- What it means for financial institutions: Nothing good from a long-term perspective. If you are relying on mortgages to grow your loan balances, don’t look to Gen. Y. Many simply cannot afford homes these days. Fight this trend by designing creative ways to help millenials get into their first home.
- “A recent survey by Principal Financial Group found that nearly two-thirds of workers who are 23 to 35 started saving for retirement before they were 25, but less than one-third save 10 percent of their salary through an employer-sponsored plan.”
- What it means for financial institutions: If they aren’t saving for retirement through their employer, they have to be doing it somewhere else. That “somewhere else” should be your credit union or bank. Heavily promote “do it yourself” financial planning through your financial institution.
The Millennial Generation is indeed going to have a heavy impact. Not just on society. Not just on the economy. But also on credit unions and banks.
This entry comes from Taylor W. Wells, Communications Director for On The Mark Strategies.
When I was about 14-years-old, a sharp and searing pain rocked through my lower abdomen early one morning at school. Before lunch that day, I was on the operating table having my nearly-ruptured appendix removed. It was a rough few days, especially for a teenager looking forward to the start of summer.

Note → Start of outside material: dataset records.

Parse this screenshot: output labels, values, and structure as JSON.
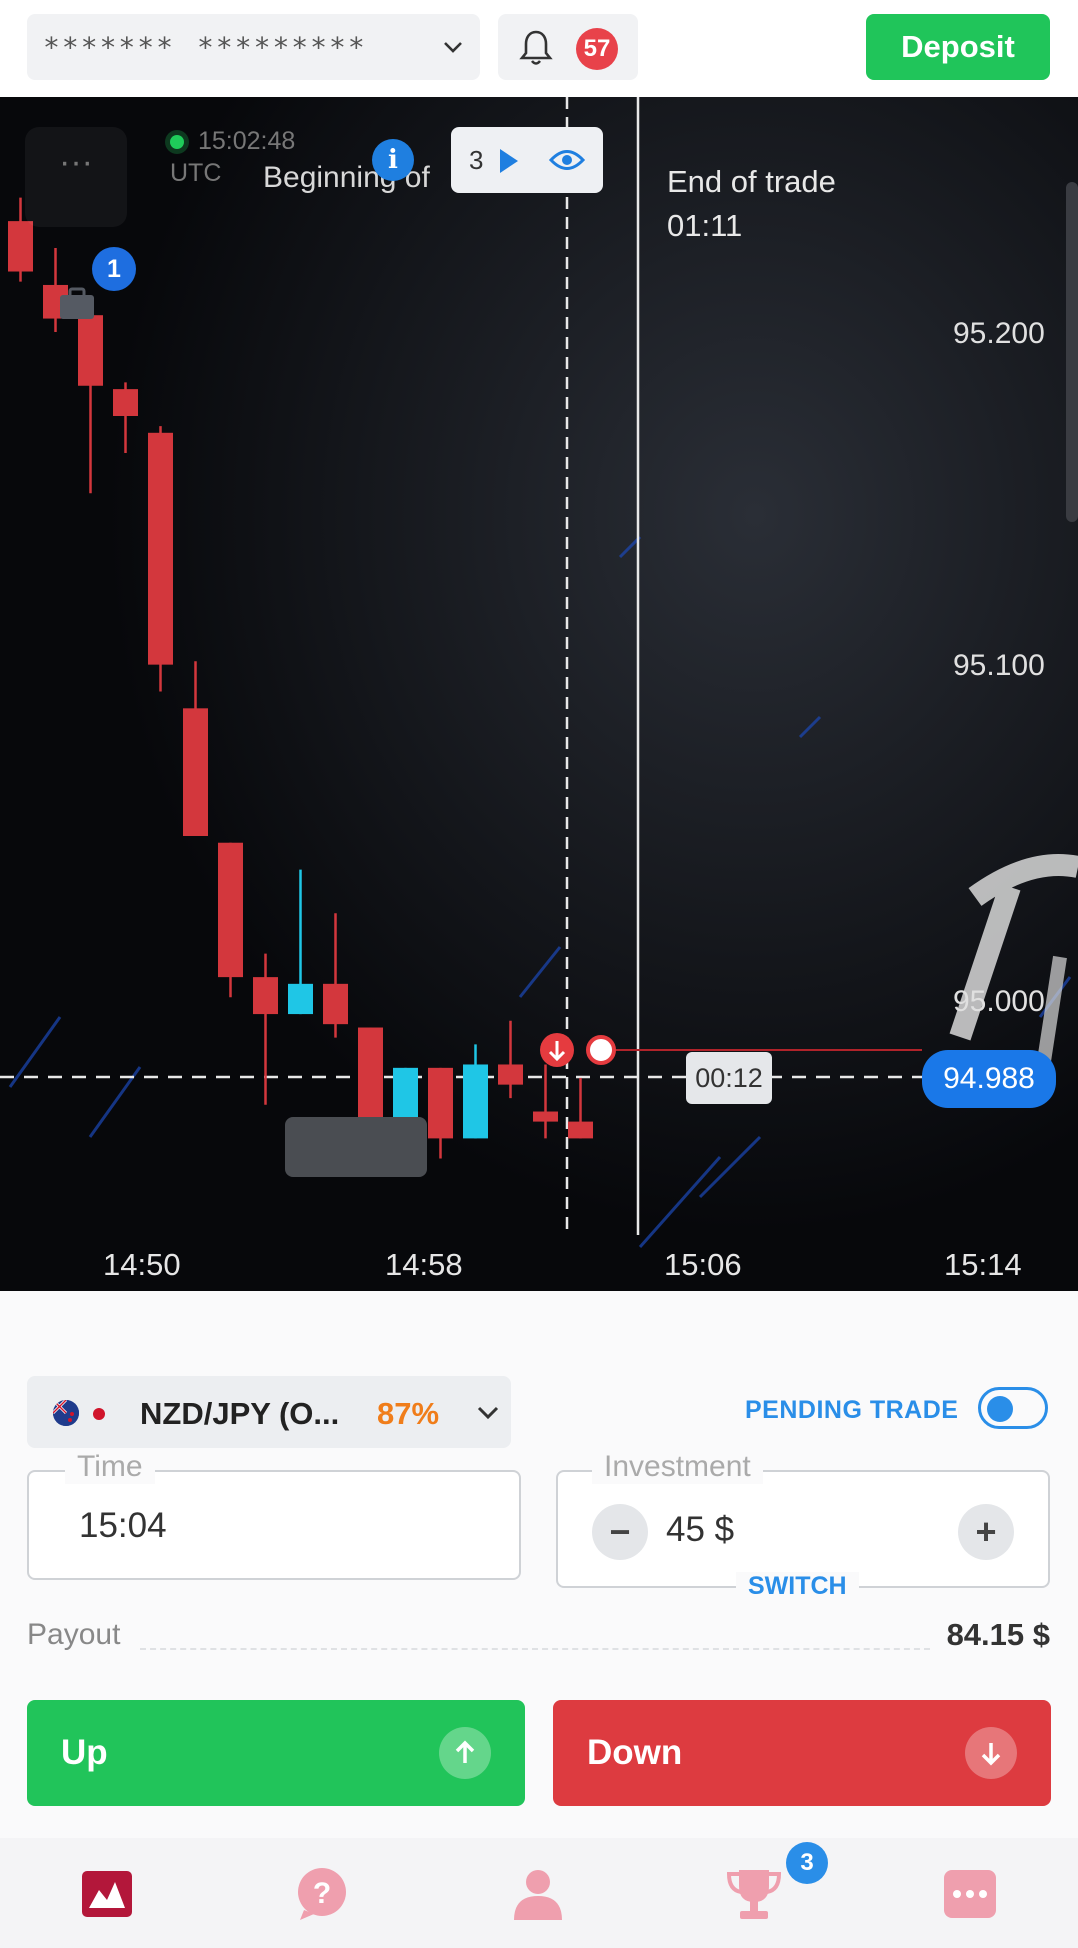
{
  "header": {
    "account_mask_1": "*******",
    "account_mask_2": "*********",
    "notifications_count": "57",
    "deposit_label": "Deposit"
  },
  "chart": {
    "server_time": "15:02:48",
    "timezone": "UTC",
    "beginning_label": "Beginning of",
    "end_label": "End of trade",
    "end_time": "01:11",
    "trades_count": "3",
    "marker_number": "1",
    "timer": "00:12",
    "current_price": "94.988",
    "price_ticks": [
      "95.200",
      "95.100",
      "95.000"
    ],
    "time_ticks": [
      "14:50",
      "14:58",
      "15:06",
      "15:14"
    ],
    "menu_glyph": "···",
    "colors": {
      "bear": "#d3373d",
      "bull": "#1fc6e6",
      "price_badge": "#1a78e8"
    }
  },
  "chart_data": {
    "type": "candlestick",
    "x_ticks": [
      "14:50",
      "14:58",
      "15:06",
      "15:14"
    ],
    "y_ticks": [
      95.2,
      95.1,
      95.0
    ],
    "current_price": 94.988,
    "candles": [
      {
        "o": 95.233,
        "h": 95.24,
        "l": 95.215,
        "c": 95.218
      },
      {
        "o": 95.214,
        "h": 95.225,
        "l": 95.2,
        "c": 95.204
      },
      {
        "o": 95.205,
        "h": 95.21,
        "l": 95.152,
        "c": 95.184
      },
      {
        "o": 95.183,
        "h": 95.185,
        "l": 95.164,
        "c": 95.175
      },
      {
        "o": 95.17,
        "h": 95.172,
        "l": 95.093,
        "c": 95.101
      },
      {
        "o": 95.088,
        "h": 95.102,
        "l": 95.05,
        "c": 95.05
      },
      {
        "o": 95.048,
        "h": 95.048,
        "l": 95.002,
        "c": 95.008
      },
      {
        "o": 95.008,
        "h": 95.015,
        "l": 94.97,
        "c": 94.997
      },
      {
        "o": 94.997,
        "h": 95.04,
        "l": 94.997,
        "c": 95.006
      },
      {
        "o": 95.006,
        "h": 95.027,
        "l": 94.99,
        "c": 94.994
      },
      {
        "o": 94.993,
        "h": 94.993,
        "l": 94.96,
        "c": 94.956
      },
      {
        "o": 94.966,
        "h": 94.981,
        "l": 94.962,
        "c": 94.981
      },
      {
        "o": 94.981,
        "h": 94.981,
        "l": 94.954,
        "c": 94.96
      },
      {
        "o": 94.96,
        "h": 94.988,
        "l": 94.96,
        "c": 94.982
      },
      {
        "o": 94.982,
        "h": 94.995,
        "l": 94.972,
        "c": 94.976
      },
      {
        "o": 94.968,
        "h": 94.982,
        "l": 94.96,
        "c": 94.965
      },
      {
        "o": 94.965,
        "h": 94.978,
        "l": 94.96,
        "c": 94.96
      }
    ]
  },
  "trade": {
    "asset_name": "NZD/JPY (O...",
    "asset_payout_pct": "87%",
    "pending_label": "PENDING TRADE",
    "time_label": "Time",
    "time_value": "15:04",
    "investment_label": "Investment",
    "investment_value": "45 $",
    "switch_label": "SWITCH",
    "payout_label": "Payout",
    "payout_value": "84.15 $",
    "up_label": "Up",
    "down_label": "Down"
  },
  "nav": {
    "trophy_badge": "3",
    "items": [
      "chart-icon",
      "help-icon",
      "profile-icon",
      "trophy-icon",
      "more-icon"
    ]
  }
}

During my recovery, I came to find that the appendix is considered a virtually useless organ in the human body. But man, can it still cause pain (and in some cases, even death).
So it seems as if there is at least one organ the human body can do without. In fact, with that nasty thing removed and fear of a future rupture eliminated, I functioned better than I did before. We can say the same thing about certain processes and products within financial institutions. When you sit down and really think about it, what is the appendix (or appendices) at your financial institution? What could you do without? What would you be better off without? What can you shed and be a nimbler, more responsive and more dynamic entity?
This requires you to take a long, hard look at your financial institution. A great time to do this is during the strategic planning process. Typically during a strategic planning session, banks and credit unions do a great job of adding more to their plates. More projects, more committees, more busy work, etc. However, this is simply more likely to overload and burden and already-stressed staff and system.
With this in mind, doesn’t it make sense to look for things that you can eliminate from your bank or credit union? Think of it like a hot air balloon. In the past, some carried heavy sandbags when they flew. When the pilot wanted to go higher, he simply dropped a sandbag or two. Think of the heights your bank or credit union could attain if it was able to dump a few unneeded sandbags from its load.
Following are a few quick ideas to consider when looking for your shop’s appendix.
- Too many products and services. Are nine different checking accounts too many options? Do consumers really care that you offer discounted amusement park tickets? And does anybody still call the automated telephone teller to check their balances anymore?
- Too many fees. This one is talked about a lot, but still warrants discussion. Yes, fee income is important. But so is keeping consumers happy. Are your products and services fee-heavy?
- Too many branches. Yes, physical branches. As more and more consumers turn to mobile ways of interacting with their financial institution, fewer are coming into branches. Are these brick-and-mortar locations dragging you down? And is the money you spend on them keeping you from expanding your mobile and digital offerings?
A ruptured appendix is no fun. But once you recover and find out you’re better off without it, it’s not so bad. Similarly, looking at things in your bank or credit union that you can do without is also a potentially stressful process. But in the end, shedding those extra sandbags is good for both your bank or credit union and its consumers.